“Everybody was going out for the team in seventh grade,” she said. “It wasn’t something I felt like doing, but then I went to one of the games and wished I would have tried out. I decided to play in the eighth grade.”

Liberos have to do more than just dig out shots and keep the ball in play. They also play a big role in returning serves on the back line, and Reidel has dramatically improved that part of her game.

She is also a very good server and is second on the team with 16 aces so far this season.

“She has always been an outstanding teammate and player, but she was primarily a soccer player who also played volleyball,” Coach Bayle said. “Kayla Kolberg was our libero last year and Lauren was more of a back row sub. There was sort of a question about who would fill that role this year, but just a couple of weeks into practice we knew that she was that kid.

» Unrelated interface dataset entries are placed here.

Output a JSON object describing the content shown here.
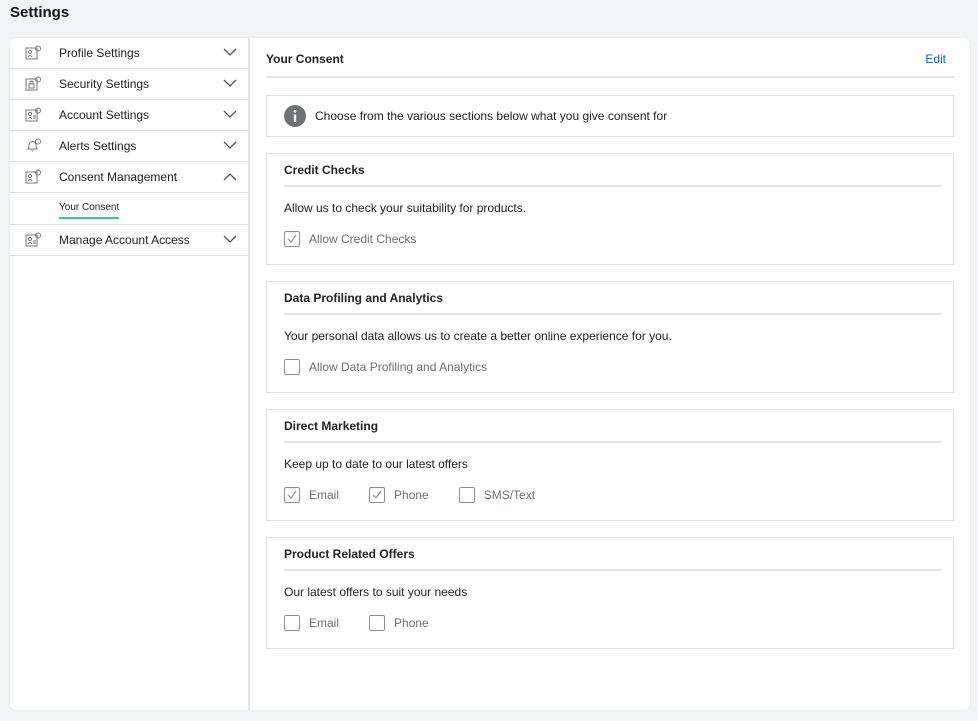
{
  "page": {
    "title": "Settings"
  },
  "sidebar": {
    "items": [
      {
        "label": "Profile Settings",
        "expanded": false
      },
      {
        "label": "Security Settings",
        "expanded": false
      },
      {
        "label": "Account Settings",
        "expanded": false
      },
      {
        "label": "Alerts Settings",
        "expanded": false
      },
      {
        "label": "Consent Management",
        "expanded": true,
        "subitems": [
          {
            "label": "Your Consent",
            "active": true
          }
        ]
      },
      {
        "label": "Manage Account Access",
        "expanded": false
      }
    ]
  },
  "main": {
    "title": "Your Consent",
    "edit_label": "Edit",
    "info_text": "Choose from the various sections below what you give consent for",
    "sections": [
      {
        "title": "Credit Checks",
        "description": "Allow us to check your suitability for products.",
        "options": [
          {
            "label": "Allow Credit Checks",
            "checked": true
          }
        ]
      },
      {
        "title": "Data Profiling and Analytics",
        "description": "Your personal data allows us to create a better online experience for you.",
        "options": [
          {
            "label": "Allow Data Profiling and Analytics",
            "checked": false
          }
        ]
      },
      {
        "title": "Direct Marketing",
        "description": "Keep up to date to our latest offers",
        "options": [
          {
            "label": "Email",
            "checked": true
          },
          {
            "label": "Phone",
            "checked": true
          },
          {
            "label": "SMS/Text",
            "checked": false
          }
        ]
      },
      {
        "title": "Product Related Offers",
        "description": "Our latest offers to suit your needs",
        "options": [
          {
            "label": "Email",
            "checked": false
          },
          {
            "label": "Phone",
            "checked": false
          }
        ]
      }
    ]
  },
  "colors": {
    "accent_underline": "#3cc79a",
    "link": "#1a5ea8",
    "border": "#dcdfe3"
  }
}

“Her serve receive was really the piece she needed to work on to earn that role, and she has made some serious improvements. When they serve at us, she carries a big part of the load.”

Photo/Jeremy Clark

The regular season has been challenging for Fruitport in recent years. While the Trojans have long had a strong volleyball program, they compete in the insanely tough O-K Blue conference, play a lot of great teams, and sometimes the outcomes are frustrating.

So far this year the Trojans are 7-11 overall and 0-4 in conference play – but as they demonstrated last season, those conference losses have value.

The Trojans finished seventh out of eight teams in the O-K Blue in 2022 but improved a lot over the course of the season. By the time they reached districts they were ready to roll.

They opened the tournament by beating rival Spring Lake in four sets, overcame a two-deficit and beat Whitehall in the semifinals, then downed Montague in a marathon five-set match in the finals to claim their first Division 2 district title since 2017.

Reidel could see something along those lines happening again this season.

“It was so much fun – the energy was amazing,” she said about last year’s championship. “Everybody at school was so excited for us. I believe we have a really good chance to do it again. We’ve been under pressure before. Our conference schedule definitely gives us growing opportunities and teaches us what we can do better.”